Looking, as is her habit, at a far horizon, Margaret Thatcher sees a Britain made virtuous by ordeal, and then made prosperous by its virtues-- thrift, industriousness, entrepreneurial daring. But as yet, after considerable ordeal, the evidence of renewal is less statistical than anecdotal.
There are many stories of management and labor driven by hard times to buckle down to new efficiencies. But growth, employment and investment are disappointing. Thatcher's recovery (such as it is), like Reagan's, is driven by consumers, not investors, and that was not the plan. Productivity in manufacturing is rising (up 17 percent since 1980, better than in Japan), but that happens when recession washes away the least efficient. Britain's productivity remains 30 percent behind Europe's average.
During the 1970s, wages rose 346 percent, productivity just 26 percent. The union and management attitudes responsible for that have been changed, which is a significant Thatcher achievement. But during the recession, Britain's industrial production dropped three times more than the average for industrial nations, and real gross national product is still slightly below what it was when Thatcher took office in 1979. Many forecasters expect GNP growth to be just 2 percent in 1983 and less in 1984, when unemployment, now 12.5 percent, may rise.
Thatcher came to power talking about "rolling back the frontiers of the corporate state." But although she has sold or reduced many public enterprises (500,000 municipal housing units, 12 percent of all civil servants, 100,000 workers from the nationalized steel corporation), the frontiers remain basically unrolled.
Critics say she is like Mr. Grandgrind (in Dickens' "Hard Times"),who believed that "the Good Samaritan was a Bad Economist." But in rhetoric and policies she accepts the "social-market economy." That phrase is favored by her critics as they try to seem different without disputing her indisputable premise. That premise is that Britain's welfare state cannot be paid for by the British economy without making the economy sluggish.
A "social-market economy" is just what exists in every developed nation. It is a system where market forces are tempered by what Ronald Reagan calls --approvingly--a "safety net" of welfare-state policies.
Thatcher, like Reagan, inherited, and will bequeath to successors, a "social-market economy." She, like Reagan, never sought, never got and will never seek a mandate for radical surgery on the welfare state. She has tried to prune it a bit, but it has broken her shears--with help from traditional Tory paternalists.
Spending on the National Health Service is up 7.7 percent in real terms, education spending per child is up 5 percent. Unemployment benefits will soon be higher than they were under Labor.

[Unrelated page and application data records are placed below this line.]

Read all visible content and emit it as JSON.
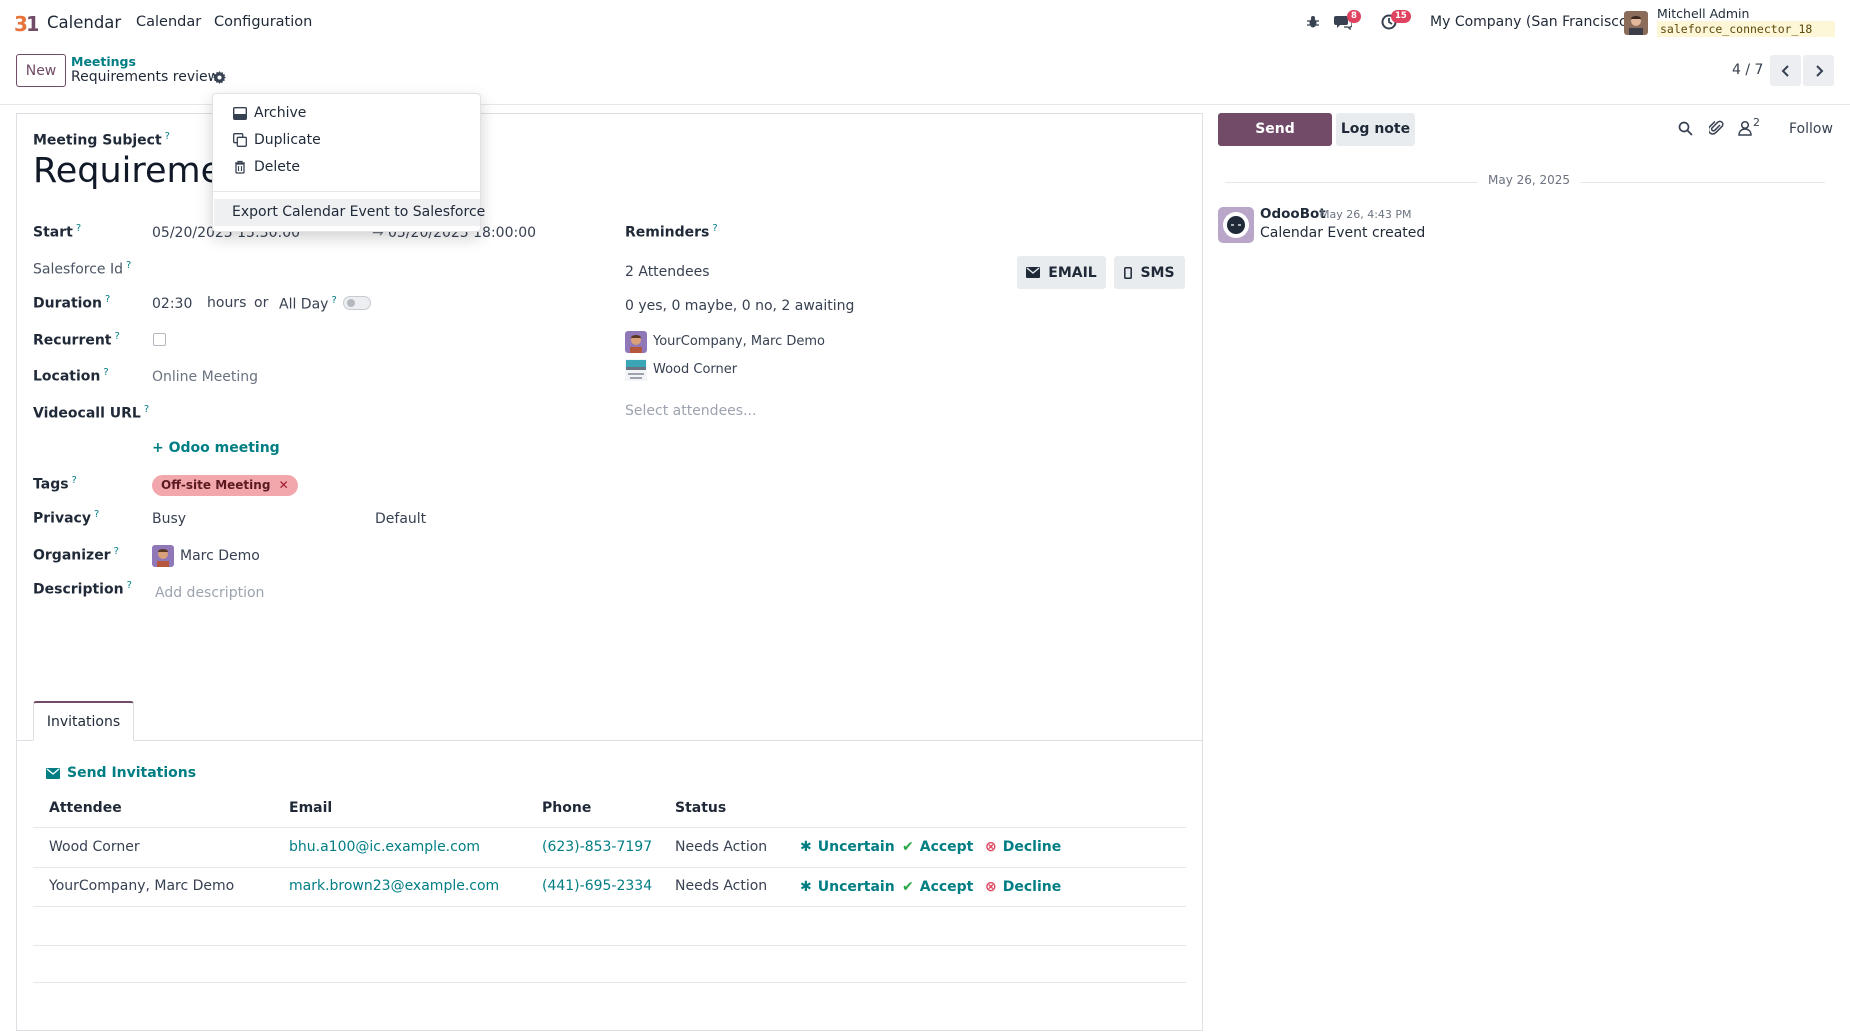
{
  "navbar": {
    "app_name": "Calendar",
    "menu": [
      "Calendar",
      "Configuration"
    ],
    "messages_count": "8",
    "activities_count": "15",
    "company": "My Company (San Francisco)",
    "user_name": "Mitchell Admin",
    "database": "saleforce_connector_18"
  },
  "control": {
    "new_label": "New",
    "breadcrumb_parent": "Meetings",
    "breadcrumb_current": "Requirements review",
    "pager": "4 / 7"
  },
  "dropdown": {
    "archive": "Archive",
    "duplicate": "Duplicate",
    "delete": "Delete",
    "export": "Export Calendar Event to Salesforce"
  },
  "form": {
    "subject_label": "Meeting Subject",
    "subject_value": "Requirements review",
    "start_label": "Start",
    "start_value": "05/20/2025 15:30:00",
    "end_value": "05/20/2025 18:00:00",
    "salesforce_label": "Salesforce Id",
    "duration_label": "Duration",
    "duration_value": "02:30",
    "hours_label": "hours",
    "or_label": "or",
    "allday_label": "All Day",
    "recurrent_label": "Recurrent",
    "location_label": "Location",
    "location_value": "Online Meeting",
    "videocall_label": "Videocall URL",
    "odoo_meeting": "Odoo meeting",
    "tags_label": "Tags",
    "tag_value": "Off-site Meeting",
    "privacy_label": "Privacy",
    "privacy_busy": "Busy",
    "privacy_default": "Default",
    "organizer_label": "Organizer",
    "organizer_value": "Marc Demo",
    "description_label": "Description",
    "description_placeholder": "Add description",
    "reminders_label": "Reminders",
    "attendees_count": "2 Attendees",
    "email_btn": "EMAIL",
    "sms_btn": "SMS",
    "attendees_summary": "0 yes, 0 maybe, 0 no, 2 awaiting",
    "attendees": [
      "YourCompany, Marc Demo",
      "Wood Corner"
    ],
    "select_attendees_placeholder": "Select attendees..."
  },
  "invitations": {
    "tab_label": "Invitations",
    "send_label": "Send Invitations",
    "columns": [
      "Attendee",
      "Email",
      "Phone",
      "Status"
    ],
    "rows": [
      {
        "attendee": "Wood Corner",
        "email": "bhu.a100@ic.example.com",
        "phone": "(623)-853-7197",
        "status": "Needs Action"
      },
      {
        "attendee": "YourCompany, Marc Demo",
        "email": "mark.brown23@example.com",
        "phone": "(441)-695-2334",
        "status": "Needs Action"
      }
    ],
    "actions": {
      "uncertain": "Uncertain",
      "accept": "Accept",
      "decline": "Decline"
    }
  },
  "chatter": {
    "send_message": "Send message",
    "log_note": "Log note",
    "followers_count": "2",
    "follow": "Follow",
    "date_separator": "May 26, 2025",
    "message": {
      "author": "OdooBot",
      "date": "May 26, 4:43 PM",
      "body": "Calendar Event created"
    }
  },
  "colors": {
    "brand": "#714b67",
    "link": "#017e84",
    "badge": "#e0435f",
    "tag": "#f1a7ab"
  }
}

That may help explain why unemployment cost Thatcher so little in the election, and why you can eat in London restaurants for months without meeting an English waiter.
Reagan could take a correspondence course from Thatcher in the art of praising free markets, entrepreneurship, minimal government and the rest of Republican values, including--drum roll, please--balanced budgets.
When I first met her, in 1976, I decided she had made a mistake being born 4,500 miles too far east. She would have made a magnificent Republican senator from Oklahoma, but she was, I thought, improbable as leader of Britain's Conservatives. She defines conservatism as most Republicans do, but as few Tories ever have. She defines it in terms of individualism and a light state--low taxes for a slim public sector.
Collectivism in Britain is at least as much the legacy of Conservatives as of socialists. Clement Attlee's postwar Labor government built on institutional and even ideological foundations laid by Conservatives. The Americanization of British Conservatism is a Thatcher achievement.
In fact, although she is a radical Tory, she is a traditional Republican-- perhaps more so than Reagan. Unable to cut spending as much as she desires (it now is 43.5 percent of GNP, up from 40.5 percent when she took office), she has raised taxes as a percentage of GNP (from 35.3 to 39.1) in order to hold down the deficit. Britain now has the smallest deficit of any Western nation: 2.75 percent of GNP. (The U.S. deficit is 6 percent.)
She believes what Republicans said for 30 years--what they said until (recently) it became impolitic. That is, she believes that large deficits are a cause of high interest rates, and are so disruptive of capital markets that higher taxes are justified, as a nasty last resort, to reduce deficits. If Thatcher's program does not produce growth soon, or if Reagan's recovery aborts soon, there will be new heat to the intramural argument among conservatives concerning which is worse, tax increases or huge deficits.